Alex Simons, director of program management at Microsoft’s Identity Division, says the company invested in incubating a set of ideas relying on blockchain technology over the last 12 months. Monday’s update will be the first of many regarding how Microsoft plans to use that technology to create decentralized identities (DIDs).
"Over the last 12 months we've invested in incubating a set of ideas for using Blockchain (and other distributed ledger technologies) to create new types of digital identities, identities designed from the ground up to enhance personal privacy, security and control."
Microsoft's identity ambitions, he wrote, now centre on user-controlled-and-owned Decentralized ID schemes so that a single data breach can't give crooks the keys to your kingdom.
"This new world needs a new model for digital identity, one that enhances individual privacy and security across the physical and digital world," Ankur Patel, a principal product manager with Microsoft's Identity Division, wrote in a blog post. "Rather than grant broad consent to countless apps and services, and have their identity data spread across numerous providers, individuals need a secure encrypted digital hub where they can store their identity data and easily control access to it."
But like so many others considering blockchain, Microsoft has hit upon scaling problems.

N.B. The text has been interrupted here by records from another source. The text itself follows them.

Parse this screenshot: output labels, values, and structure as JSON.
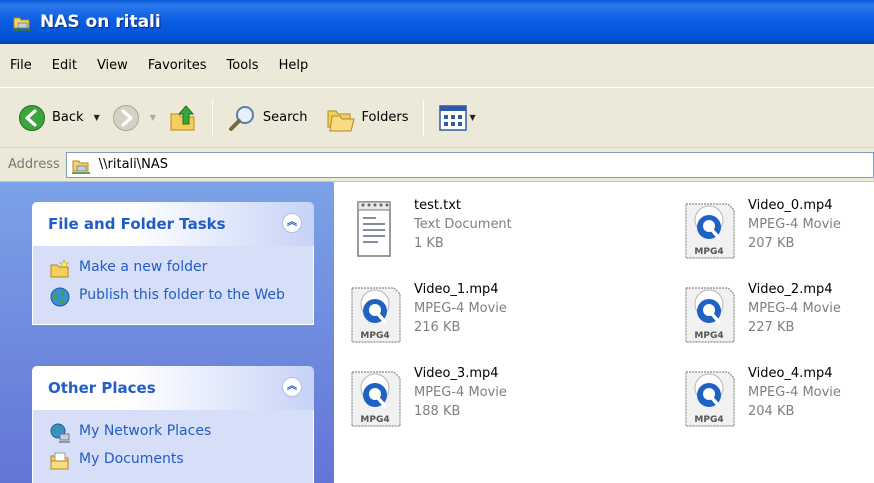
{
  "window": {
    "title": "NAS on ritali"
  },
  "menu": {
    "items": [
      "File",
      "Edit",
      "View",
      "Favorites",
      "Tools",
      "Help"
    ]
  },
  "toolbar": {
    "back": "Back",
    "search": "Search",
    "folders": "Folders"
  },
  "address": {
    "label": "Address",
    "value": "\\\\ritali\\NAS"
  },
  "tasks_panel": {
    "title": "File and Folder Tasks",
    "items": [
      {
        "label": "Make a new folder",
        "icon": "new-folder-icon"
      },
      {
        "label": "Publish this folder to the Web",
        "icon": "publish-web-icon"
      }
    ]
  },
  "places_panel": {
    "title": "Other Places",
    "items": [
      {
        "label": "My Network Places",
        "icon": "network-places-icon"
      },
      {
        "label": "My Documents",
        "icon": "my-documents-icon"
      }
    ]
  },
  "files": [
    {
      "name": "test.txt",
      "type": "Text Document",
      "size": "1 KB",
      "icon": "text-document-icon"
    },
    {
      "name": "Video_0.mp4",
      "type": "MPEG-4 Movie",
      "size": "207 KB",
      "icon": "mpeg4-movie-icon"
    },
    {
      "name": "Video_1.mp4",
      "type": "MPEG-4 Movie",
      "size": "216 KB",
      "icon": "mpeg4-movie-icon"
    },
    {
      "name": "Video_2.mp4",
      "type": "MPEG-4 Movie",
      "size": "227 KB",
      "icon": "mpeg4-movie-icon"
    },
    {
      "name": "Video_3.mp4",
      "type": "MPEG-4 Movie",
      "size": "188 KB",
      "icon": "mpeg4-movie-icon"
    },
    {
      "name": "Video_4.mp4",
      "type": "MPEG-4 Movie",
      "size": "204 KB",
      "icon": "mpeg4-movie-icon"
    }
  ],
  "colors": {
    "title_bar": "#0552d8",
    "link_blue": "#215dc6",
    "pane_blue": "#7ba2e7",
    "chrome": "#ece9d8"
  }
}
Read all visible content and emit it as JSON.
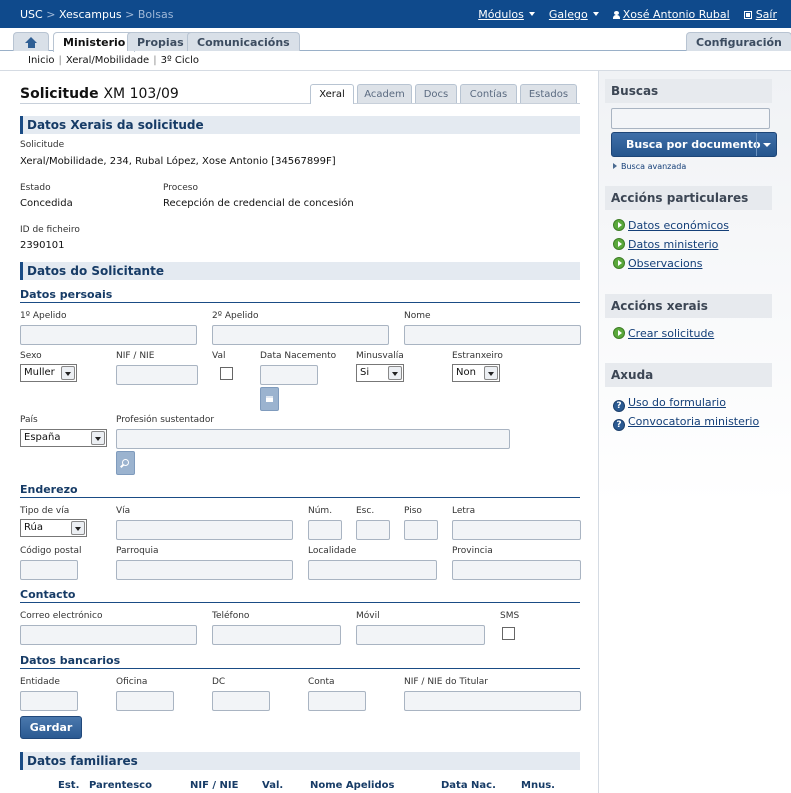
{
  "topbar": {
    "crumb_root": "USC",
    "crumb_sep": ">",
    "crumb_app": "Xescampus",
    "crumb_current": "Bolsas",
    "modules": "Módulos",
    "language": "Galego",
    "user": "Xosé Antonio Rubal",
    "logout": "Saír"
  },
  "tabs": {
    "home": "home-icon",
    "items": [
      "Ministerio",
      "Propias",
      "Comunicacións"
    ],
    "config": "Configuración"
  },
  "subnav": {
    "items": [
      "Inicio",
      "Xeral/Mobilidade",
      "3º Ciclo"
    ]
  },
  "page": {
    "title": "Solicitude",
    "number": "XM 103/09",
    "form_tabs": [
      "Xeral",
      "Academ",
      "Docs",
      "Contías",
      "Estados"
    ]
  },
  "general": {
    "heading": "Datos Xerais da solicitude",
    "solicitude_label": "Solicitude",
    "solicitude_value": "Xeral/Mobilidade, 234, Rubal López, Xose Antonio [34567899F]",
    "estado_label": "Estado",
    "estado_value": "Concedida",
    "proceso_label": "Proceso",
    "proceso_value": "Recepción de credencial de concesión",
    "id_label": "ID de ficheiro",
    "id_value": "2390101"
  },
  "applicant": {
    "heading": "Datos do Solicitante",
    "personal": {
      "heading": "Datos persoais",
      "apelido1": "1º Apelido",
      "apelido2": "2º Apelido",
      "nome": "Nome",
      "sexo": "Sexo",
      "sexo_value": "Muller",
      "nif": "NIF / NIE",
      "val": "Val",
      "data_nac": "Data Nacemento",
      "minusvalia": "Minusvalía",
      "minusvalia_value": "Si",
      "estranxeiro": "Estranxeiro",
      "estranxeiro_value": "Non",
      "pais": "País",
      "pais_value": "España",
      "profesion": "Profesión sustentador"
    },
    "address": {
      "heading": "Enderezo",
      "tipo_via": "Tipo de vía",
      "tipo_via_value": "Rúa",
      "via": "Vía",
      "num": "Núm.",
      "esc": "Esc.",
      "piso": "Piso",
      "letra": "Letra",
      "cp": "Código postal",
      "parroquia": "Parroquia",
      "localidade": "Localidade",
      "provincia": "Provincia"
    },
    "contact": {
      "heading": "Contacto",
      "email": "Correo electrónico",
      "telefono": "Teléfono",
      "movil": "Móvil",
      "sms": "SMS"
    },
    "bank": {
      "heading": "Datos bancarios",
      "entidade": "Entidade",
      "oficina": "Oficina",
      "dc": "DC",
      "conta": "Conta",
      "nif_titular": "NIF / NIE do Titular"
    },
    "save": "Gardar"
  },
  "family": {
    "heading": "Datos familiares",
    "columns": [
      "Est.",
      "Parentesco",
      "NIF / NIE",
      "Val.",
      "Nome Apelidos",
      "Data Nac.",
      "Mnus."
    ]
  },
  "sidebar": {
    "search_heading": "Buscas",
    "search_placeholder": "",
    "search_button": "Busca por documento",
    "advanced": "Busca avanzada",
    "particular_heading": "Accións particulares",
    "particular_links": [
      "Datos económicos",
      "Datos ministerio",
      "Observacions"
    ],
    "general_heading": "Accións xerais",
    "general_links": [
      "Crear solicitude"
    ],
    "help_heading": "Axuda",
    "help_links": [
      "Uso do formulario",
      "Convocatoria ministerio"
    ]
  }
}
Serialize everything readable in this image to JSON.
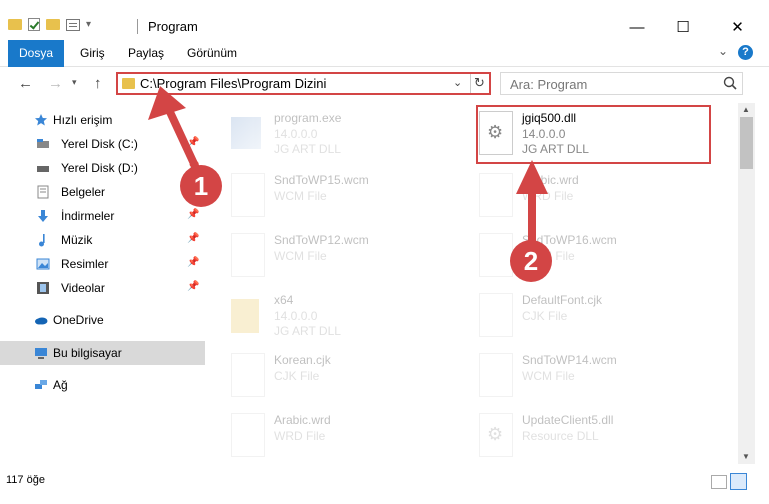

"While some blockchain communities have increased on-chain transaction capacity (e.g. blocksize increases), this approach generally degrades the decentralized state of the network and cannot reach the millions of transactions per second the system would generate at world-scale," Simons wrote. "To overcome these technical barriers, we are collaborating on decentralized Layer 2 protocols that run atop these public blockchains to achieve global scale, while preserving the attributes of a world class DID system."
Microsoft's not detailed what that work will entail, but has said that its Authenticator app will soon support Decentralized Identities.
"With consent, Microsoft Authenticator will be able to act as your User Agent to manage identity data and cryptographic keys. In this design, only the ID is rooted on chain. Identity data is stored in an off-chain ID Hub (that Microsoft can't see) encrypted using these cryptographic keys," Simons wrote.
Simons didn't offer a timeline for Microsoft's contributions, but we imagine they will be eagerly awaited given blockchain transaction times have already seen prominent vendors - Microsoft included - bail from offering pay-by-bitcoin on their online stores.